Dependence occurs because the brain adapts to large amounts of the drug by reducing the sensitivity of endocannabinoid neurotransmitters. People who are unable to stop using marijuana despite having negative effects are categorized as dependent.
Epidemiological studies concerning substance abuse often use dependence as a proxy for addiction. Marijuana can lead to both dependence and addiction, although these two do not always occur together. For instance, a person may be physically dependent on marijuana without showing the compulsive behaviors of addiction.
Can you get addicted to weed if you only smoke it once?
Marijuana dependence and addiction occur with frequent and repeated use. Addiction is the brain’s way of adapting to actions or decisions that the individual makes. Those thoughts and decisions are then translated into actions and later into habits. It’s not likely that someone will become addicted the first time they use cannabis. However, due to its popularity and availability, forming an addiction to weed can happen quickly. Every person’s brain is different, and some users become addicted faster than others.
Getting addicted depends on an individual’s genetics, environment and many other factors. Those who consume marijuana as directed for medicinal purposes rarely become addicted. On the other hand, first-time recreational users who use to achieve a high are more likely to form a habit and eventually become addicted.
Are there any side-effects of long-term use?
Long-term marijuana effects include dependence, heart conditions and lung problems associated with smoking. While these symptoms are most common among chronic users, those with pre-existing conditions like asthma can develop negative symptoms quickly. Continued use can alter the chemical balance in the brain, specifically dopamine pathways in the brain that are part of pleasure and reward systems (National Academy of Sciences).
Science has proved that long-term exposure to marijuana can result in adverse changes in brain development. Kids and teens are especially vulnerable to the long-term psychological effects of cannabis. Using marijuana affects the way the brain develops and can have a dramatic impact on learning and memory into adulthood, even if the individual stops using. Marijuana can also worsen the symptoms of mental illnesses, like generalized anxiety disorder and schizophrenia.
An experiment conducted (rats exposed to THC before birth, soon after birth and during adolescence) revealed notable problems with learning and memory tasks later in life. The cognitive impairments in adult rats exposed to THC during adolescence are caused by alterations in the brain’s reward system.
It’s important to note some long-term side effects are often accelerated when marijuana is used together with other substances or drugs. In these cases, it may be challenging to determine exactly which side-effects are caused by marijuana.
How is marijuana addiction treated?
Marijuana use disorder is typically treated with psychotherapeutic techniques, like cognitive behavioral therapy and motivational therapy. These techniques help individuals identify behavior patterns that lead them to relapse and learn to use coping mechanisms to change these behaviors.

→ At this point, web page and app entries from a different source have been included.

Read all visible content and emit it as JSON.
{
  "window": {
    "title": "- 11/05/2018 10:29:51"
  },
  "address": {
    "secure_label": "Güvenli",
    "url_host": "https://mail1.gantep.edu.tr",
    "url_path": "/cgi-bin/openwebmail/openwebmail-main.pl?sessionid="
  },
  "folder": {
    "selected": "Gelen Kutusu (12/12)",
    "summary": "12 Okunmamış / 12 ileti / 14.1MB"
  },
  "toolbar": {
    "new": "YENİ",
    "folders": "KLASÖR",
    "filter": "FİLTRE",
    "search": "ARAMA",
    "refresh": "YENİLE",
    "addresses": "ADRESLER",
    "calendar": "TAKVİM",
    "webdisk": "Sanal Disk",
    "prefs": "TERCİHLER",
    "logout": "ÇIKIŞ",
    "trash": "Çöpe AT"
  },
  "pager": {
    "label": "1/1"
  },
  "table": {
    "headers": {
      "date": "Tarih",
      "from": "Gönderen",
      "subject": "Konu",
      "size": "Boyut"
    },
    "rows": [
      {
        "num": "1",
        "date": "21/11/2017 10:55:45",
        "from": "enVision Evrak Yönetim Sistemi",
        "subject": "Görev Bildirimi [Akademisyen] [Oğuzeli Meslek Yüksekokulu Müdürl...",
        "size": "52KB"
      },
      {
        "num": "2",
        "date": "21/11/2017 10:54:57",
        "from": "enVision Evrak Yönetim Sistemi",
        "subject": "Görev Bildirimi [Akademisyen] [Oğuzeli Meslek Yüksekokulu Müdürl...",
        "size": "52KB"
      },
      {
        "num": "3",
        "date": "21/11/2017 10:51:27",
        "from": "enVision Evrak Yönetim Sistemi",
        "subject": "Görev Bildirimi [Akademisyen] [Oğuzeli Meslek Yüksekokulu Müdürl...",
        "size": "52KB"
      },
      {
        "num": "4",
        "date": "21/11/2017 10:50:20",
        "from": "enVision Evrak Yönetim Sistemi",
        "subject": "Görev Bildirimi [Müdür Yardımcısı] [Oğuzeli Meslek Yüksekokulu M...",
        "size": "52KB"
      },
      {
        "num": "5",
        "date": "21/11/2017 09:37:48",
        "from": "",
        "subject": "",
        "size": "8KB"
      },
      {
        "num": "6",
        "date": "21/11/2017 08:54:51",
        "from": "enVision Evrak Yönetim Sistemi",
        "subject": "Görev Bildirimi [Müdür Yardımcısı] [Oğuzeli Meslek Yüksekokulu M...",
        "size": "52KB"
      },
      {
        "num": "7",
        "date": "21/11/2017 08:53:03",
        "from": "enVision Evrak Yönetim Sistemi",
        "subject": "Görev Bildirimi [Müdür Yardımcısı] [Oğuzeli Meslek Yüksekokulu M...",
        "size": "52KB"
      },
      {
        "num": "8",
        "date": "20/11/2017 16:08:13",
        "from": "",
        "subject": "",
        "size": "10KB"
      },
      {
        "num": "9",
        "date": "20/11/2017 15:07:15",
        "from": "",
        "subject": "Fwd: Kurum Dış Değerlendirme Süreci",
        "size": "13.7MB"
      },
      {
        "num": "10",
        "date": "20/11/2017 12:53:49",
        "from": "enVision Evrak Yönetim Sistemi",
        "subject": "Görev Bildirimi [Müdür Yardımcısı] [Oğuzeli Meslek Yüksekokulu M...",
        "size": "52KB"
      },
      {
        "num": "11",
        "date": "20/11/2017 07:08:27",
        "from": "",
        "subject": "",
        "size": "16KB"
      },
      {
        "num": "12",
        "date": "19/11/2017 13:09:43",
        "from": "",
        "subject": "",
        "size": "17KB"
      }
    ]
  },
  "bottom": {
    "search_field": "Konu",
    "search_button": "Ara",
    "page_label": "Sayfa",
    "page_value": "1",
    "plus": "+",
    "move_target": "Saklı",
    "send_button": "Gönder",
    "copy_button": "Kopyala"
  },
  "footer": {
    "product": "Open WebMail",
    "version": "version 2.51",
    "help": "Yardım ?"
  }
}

Some professionals are looking to medication-assisted treatment as a means of treating cannabis use disorder. So far, no medications have been approved for marijuana addiction. However, recent developments in opioid addiction medicine have saved countless lives. With continued research, medication could play a role in future treatment (Pharmacotherapy). If you want more information about how to get help for marijuana use disorder, call our helpline at (888) 492-1633.